Philip Ackerman-Leist is the author of a forthcoming Community Resilience Guide on local food systems, part of a series published by Post Carbon Institute and Chelsea Green. -KS
Mark Bittman, New York Times
It’S becoming clear that we can grow all the food we need, and profitably, with far fewer chemicals. And I’m not talking about imposing some utopian vision of small organic farms on the world. Conventional agriculture can shed much of its chemical use — if it wants to.
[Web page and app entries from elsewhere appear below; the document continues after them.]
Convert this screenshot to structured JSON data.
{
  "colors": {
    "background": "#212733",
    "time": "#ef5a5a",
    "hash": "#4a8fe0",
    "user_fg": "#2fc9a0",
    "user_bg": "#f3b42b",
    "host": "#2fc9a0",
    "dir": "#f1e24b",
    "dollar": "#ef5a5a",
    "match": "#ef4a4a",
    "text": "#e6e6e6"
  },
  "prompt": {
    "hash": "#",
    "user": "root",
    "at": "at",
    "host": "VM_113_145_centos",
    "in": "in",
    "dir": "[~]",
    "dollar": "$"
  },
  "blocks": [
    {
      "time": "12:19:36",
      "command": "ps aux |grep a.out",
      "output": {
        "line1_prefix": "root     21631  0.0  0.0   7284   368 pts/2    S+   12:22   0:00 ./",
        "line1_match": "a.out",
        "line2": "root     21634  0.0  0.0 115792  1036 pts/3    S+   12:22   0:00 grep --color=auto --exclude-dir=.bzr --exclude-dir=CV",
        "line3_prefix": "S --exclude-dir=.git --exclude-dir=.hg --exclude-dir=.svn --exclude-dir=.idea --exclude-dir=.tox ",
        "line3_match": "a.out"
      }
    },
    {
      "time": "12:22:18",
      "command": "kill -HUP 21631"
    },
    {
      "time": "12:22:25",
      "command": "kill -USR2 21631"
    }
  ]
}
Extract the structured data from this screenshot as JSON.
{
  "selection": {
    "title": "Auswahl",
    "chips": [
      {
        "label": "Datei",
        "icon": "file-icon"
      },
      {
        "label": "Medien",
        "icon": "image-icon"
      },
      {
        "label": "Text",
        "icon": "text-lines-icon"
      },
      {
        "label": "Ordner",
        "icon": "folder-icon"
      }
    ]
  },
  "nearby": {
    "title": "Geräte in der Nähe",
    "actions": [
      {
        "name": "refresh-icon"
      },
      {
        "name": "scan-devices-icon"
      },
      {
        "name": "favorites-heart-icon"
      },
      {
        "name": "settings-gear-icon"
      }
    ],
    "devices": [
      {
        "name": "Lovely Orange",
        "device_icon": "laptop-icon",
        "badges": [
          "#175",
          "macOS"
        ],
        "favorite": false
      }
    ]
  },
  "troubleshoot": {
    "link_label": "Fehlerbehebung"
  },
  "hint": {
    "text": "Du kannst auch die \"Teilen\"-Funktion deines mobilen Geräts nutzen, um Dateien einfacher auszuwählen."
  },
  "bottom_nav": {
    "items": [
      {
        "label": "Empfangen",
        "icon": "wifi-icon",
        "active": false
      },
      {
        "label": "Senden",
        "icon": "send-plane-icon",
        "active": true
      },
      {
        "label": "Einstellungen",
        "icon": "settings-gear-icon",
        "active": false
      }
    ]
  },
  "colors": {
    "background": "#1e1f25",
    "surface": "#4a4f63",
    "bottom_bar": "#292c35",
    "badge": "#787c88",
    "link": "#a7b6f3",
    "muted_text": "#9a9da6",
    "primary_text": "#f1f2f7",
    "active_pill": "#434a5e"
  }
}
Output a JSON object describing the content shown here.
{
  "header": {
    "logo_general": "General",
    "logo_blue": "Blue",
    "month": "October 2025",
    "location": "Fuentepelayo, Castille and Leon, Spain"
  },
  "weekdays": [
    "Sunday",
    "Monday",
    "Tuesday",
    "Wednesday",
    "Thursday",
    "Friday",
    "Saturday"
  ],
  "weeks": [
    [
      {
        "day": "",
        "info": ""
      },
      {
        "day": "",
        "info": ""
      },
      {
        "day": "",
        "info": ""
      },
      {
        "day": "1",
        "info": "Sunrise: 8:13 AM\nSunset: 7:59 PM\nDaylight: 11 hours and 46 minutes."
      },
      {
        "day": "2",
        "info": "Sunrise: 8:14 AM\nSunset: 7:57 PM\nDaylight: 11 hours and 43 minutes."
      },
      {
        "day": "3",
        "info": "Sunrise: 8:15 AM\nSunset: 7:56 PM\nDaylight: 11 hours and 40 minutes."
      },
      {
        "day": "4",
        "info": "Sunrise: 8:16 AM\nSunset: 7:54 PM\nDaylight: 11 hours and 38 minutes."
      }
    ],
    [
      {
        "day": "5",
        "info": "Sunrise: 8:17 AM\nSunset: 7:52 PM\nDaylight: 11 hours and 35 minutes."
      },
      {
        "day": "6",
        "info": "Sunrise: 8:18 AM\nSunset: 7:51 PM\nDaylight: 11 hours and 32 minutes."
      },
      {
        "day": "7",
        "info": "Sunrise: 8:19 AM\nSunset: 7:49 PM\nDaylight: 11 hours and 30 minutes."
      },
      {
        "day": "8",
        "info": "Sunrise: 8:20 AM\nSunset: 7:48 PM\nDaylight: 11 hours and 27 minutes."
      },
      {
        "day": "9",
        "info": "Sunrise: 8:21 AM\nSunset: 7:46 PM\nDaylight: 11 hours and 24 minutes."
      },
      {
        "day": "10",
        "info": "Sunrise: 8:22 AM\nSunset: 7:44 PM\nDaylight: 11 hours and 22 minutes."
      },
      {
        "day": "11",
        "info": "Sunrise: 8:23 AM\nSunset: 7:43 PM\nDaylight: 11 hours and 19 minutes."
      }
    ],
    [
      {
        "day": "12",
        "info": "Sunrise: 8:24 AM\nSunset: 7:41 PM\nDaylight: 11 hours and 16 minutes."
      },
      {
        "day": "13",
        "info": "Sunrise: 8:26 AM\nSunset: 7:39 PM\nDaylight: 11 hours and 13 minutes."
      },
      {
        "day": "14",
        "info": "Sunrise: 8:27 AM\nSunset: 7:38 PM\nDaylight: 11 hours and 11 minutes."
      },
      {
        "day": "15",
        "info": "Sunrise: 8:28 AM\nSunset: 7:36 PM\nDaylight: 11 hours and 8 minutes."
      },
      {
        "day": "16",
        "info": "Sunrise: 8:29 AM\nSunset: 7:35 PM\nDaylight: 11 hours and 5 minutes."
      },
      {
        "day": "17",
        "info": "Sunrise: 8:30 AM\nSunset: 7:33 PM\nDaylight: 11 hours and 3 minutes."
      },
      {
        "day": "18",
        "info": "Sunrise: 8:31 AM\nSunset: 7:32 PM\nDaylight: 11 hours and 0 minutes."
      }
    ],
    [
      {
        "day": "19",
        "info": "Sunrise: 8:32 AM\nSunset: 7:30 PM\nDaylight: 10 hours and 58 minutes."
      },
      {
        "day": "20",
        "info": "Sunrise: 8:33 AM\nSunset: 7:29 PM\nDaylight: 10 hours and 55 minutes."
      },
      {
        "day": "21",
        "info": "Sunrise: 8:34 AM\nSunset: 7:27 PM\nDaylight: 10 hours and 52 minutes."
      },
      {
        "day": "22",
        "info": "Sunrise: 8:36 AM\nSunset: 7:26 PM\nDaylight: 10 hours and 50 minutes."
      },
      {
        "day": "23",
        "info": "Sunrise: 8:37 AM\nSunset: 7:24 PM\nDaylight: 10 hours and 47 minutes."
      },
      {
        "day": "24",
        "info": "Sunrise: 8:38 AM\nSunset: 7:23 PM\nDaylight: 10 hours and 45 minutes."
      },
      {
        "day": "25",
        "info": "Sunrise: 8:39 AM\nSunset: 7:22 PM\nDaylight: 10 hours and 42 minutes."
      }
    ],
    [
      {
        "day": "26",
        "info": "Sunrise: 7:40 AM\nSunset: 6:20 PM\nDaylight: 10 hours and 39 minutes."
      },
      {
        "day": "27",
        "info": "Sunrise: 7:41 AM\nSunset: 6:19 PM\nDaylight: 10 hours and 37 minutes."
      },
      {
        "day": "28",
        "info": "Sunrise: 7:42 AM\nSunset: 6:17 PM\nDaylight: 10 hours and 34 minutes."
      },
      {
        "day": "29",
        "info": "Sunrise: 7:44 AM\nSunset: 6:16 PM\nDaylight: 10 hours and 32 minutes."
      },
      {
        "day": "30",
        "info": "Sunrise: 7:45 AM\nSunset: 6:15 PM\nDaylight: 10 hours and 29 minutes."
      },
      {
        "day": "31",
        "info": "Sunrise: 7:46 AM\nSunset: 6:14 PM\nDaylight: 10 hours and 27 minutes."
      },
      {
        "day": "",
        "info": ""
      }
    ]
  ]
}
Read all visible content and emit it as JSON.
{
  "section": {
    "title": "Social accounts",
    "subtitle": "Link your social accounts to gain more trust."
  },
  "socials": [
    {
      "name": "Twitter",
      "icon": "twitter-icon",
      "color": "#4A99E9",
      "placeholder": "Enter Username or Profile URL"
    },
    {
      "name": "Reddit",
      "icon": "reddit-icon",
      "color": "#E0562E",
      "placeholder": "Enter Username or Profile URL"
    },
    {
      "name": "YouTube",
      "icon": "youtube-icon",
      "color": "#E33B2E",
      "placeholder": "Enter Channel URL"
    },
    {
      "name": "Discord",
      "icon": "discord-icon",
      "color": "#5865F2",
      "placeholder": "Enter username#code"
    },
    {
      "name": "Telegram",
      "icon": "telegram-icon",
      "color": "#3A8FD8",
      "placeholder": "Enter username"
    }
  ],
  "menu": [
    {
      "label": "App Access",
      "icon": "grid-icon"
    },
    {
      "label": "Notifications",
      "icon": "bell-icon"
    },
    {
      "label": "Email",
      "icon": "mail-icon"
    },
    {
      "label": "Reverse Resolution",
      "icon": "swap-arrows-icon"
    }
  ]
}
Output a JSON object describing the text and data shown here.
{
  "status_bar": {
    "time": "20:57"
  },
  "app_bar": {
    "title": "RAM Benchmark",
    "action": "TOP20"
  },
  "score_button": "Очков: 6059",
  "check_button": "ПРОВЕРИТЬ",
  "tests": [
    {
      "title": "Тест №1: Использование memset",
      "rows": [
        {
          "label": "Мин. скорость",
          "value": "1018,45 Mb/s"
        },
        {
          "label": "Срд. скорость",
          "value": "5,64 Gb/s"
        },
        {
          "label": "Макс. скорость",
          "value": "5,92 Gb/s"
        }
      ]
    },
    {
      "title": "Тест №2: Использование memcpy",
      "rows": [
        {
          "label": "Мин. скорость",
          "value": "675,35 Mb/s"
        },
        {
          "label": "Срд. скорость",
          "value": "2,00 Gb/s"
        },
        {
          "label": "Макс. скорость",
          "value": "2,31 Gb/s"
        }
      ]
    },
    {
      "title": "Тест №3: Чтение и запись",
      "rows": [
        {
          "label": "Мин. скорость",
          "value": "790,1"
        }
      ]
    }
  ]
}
This was hammered home once again in what may be the most important agricultural study this year, although it has been largely ignored by the media, two of the leading science journals and even one of the study’s sponsors, the often hapless Department of Agriculture. The study was done on land owned by Iowa State University called the Marsden Farm. On 22 acres of it, beginning in 2003, researchers set up three plots: one replicated the typical Midwestern cycle of planting corn one year and then soybeans the next, along with its routine mix of chemicals. On another, they planted a three-year cycle that included oats; the third plot added a four-year cycle and alfalfa. The longer rotations also integrated the raising of livestock, whose manure was used as fertilizer.
The results were stunning: The longer rotations produced better yields of both corn and soy, reduced the need for nitrogen fertilizer and herbicides by up to 88 percent, reduced the amounts of toxins in groundwater 200-fold and didn’t reduce profits by a single cent.
In short, there was only upside — and no downside at all — associated with the longer rotations. There was an increase in labor costs, but remember that profits were stable. So this is a matter of paying people for their knowledge and smart work instead of paying chemical companies for poisons. And it’s a high-stakes game; according to the Environmental Protection Agency, about five billion pounds of pesticidesare used each year in the United States...
...The Marsden Farm study points to a third path. And though critics of this path can be predictably counted on to say it’s moving backward, the increased yields, markedly decreased input of chemicals, reduced energy costs and stable profits tell another story, one of serious progress.
Nor was this a rinky-dink study: the background and scientific rigor of the authors — who represent the U.S.D.A.’s Agricultural Research Service as well as two of the country’s leading agricultural universities — are unimpeachable. When I asked Adam Davis, an author of the study who works for the U.S.D.A., to summarize the findings, he said, “These were simple changes patterned after those used by North American farmers for generations. What we found was that if you don’t hold the natural forces back they are going to work for you.”...
(19 October 2012
Tim Jones and Elizabeth Campbell, Bloomberg
Pickup trucks lined a stretch of gravel road where 150 farmers mingled between 7-foot tall cornstalks and shimmering soybeans to see which of their wealthy brethren would bid on a swath of Iowa’s richest cropland. This was a farm -- table-flat and 314 acres -- so coveted that it drew three times the usual land-sale crowd.
“They ain’t making any more of this, boys,” auctioneer Rich Vander Werff barked into a microphone, his voice slicing through the rising July heat. “This is about as good as it gets.”
Thirty minutes later the bidding stopped at $14,300 an acre, more than four times the average for U.S. cropland. That meant about $4.5 million for the Schoenemans, a pioneering Iowa family that owned the property for generations.
Farmland auctions in Iowa now resemble a dressed-down spectator sport with Sotheby’s prices, a reflection of the yawning divide that has opened in some of the most bountiful stretches of rural America. Farm earnings in the state and throughout the U.S. increased at eight times the rate of nonfarm wages from 2008 to 2011, fueling resentment and straining the social fabric of places with deep egalitarian roots.
“Iowa had had historically low levels of inequality, but now it is skyrocketing,” said David Peters, a sociologist at Iowa State University in Ames who specializes in income disparity. “Today you have far fewer farmers and a small number earning larger and larger incomes. It doesn’t spread through the economy like it used to.”
(October 19, 2012)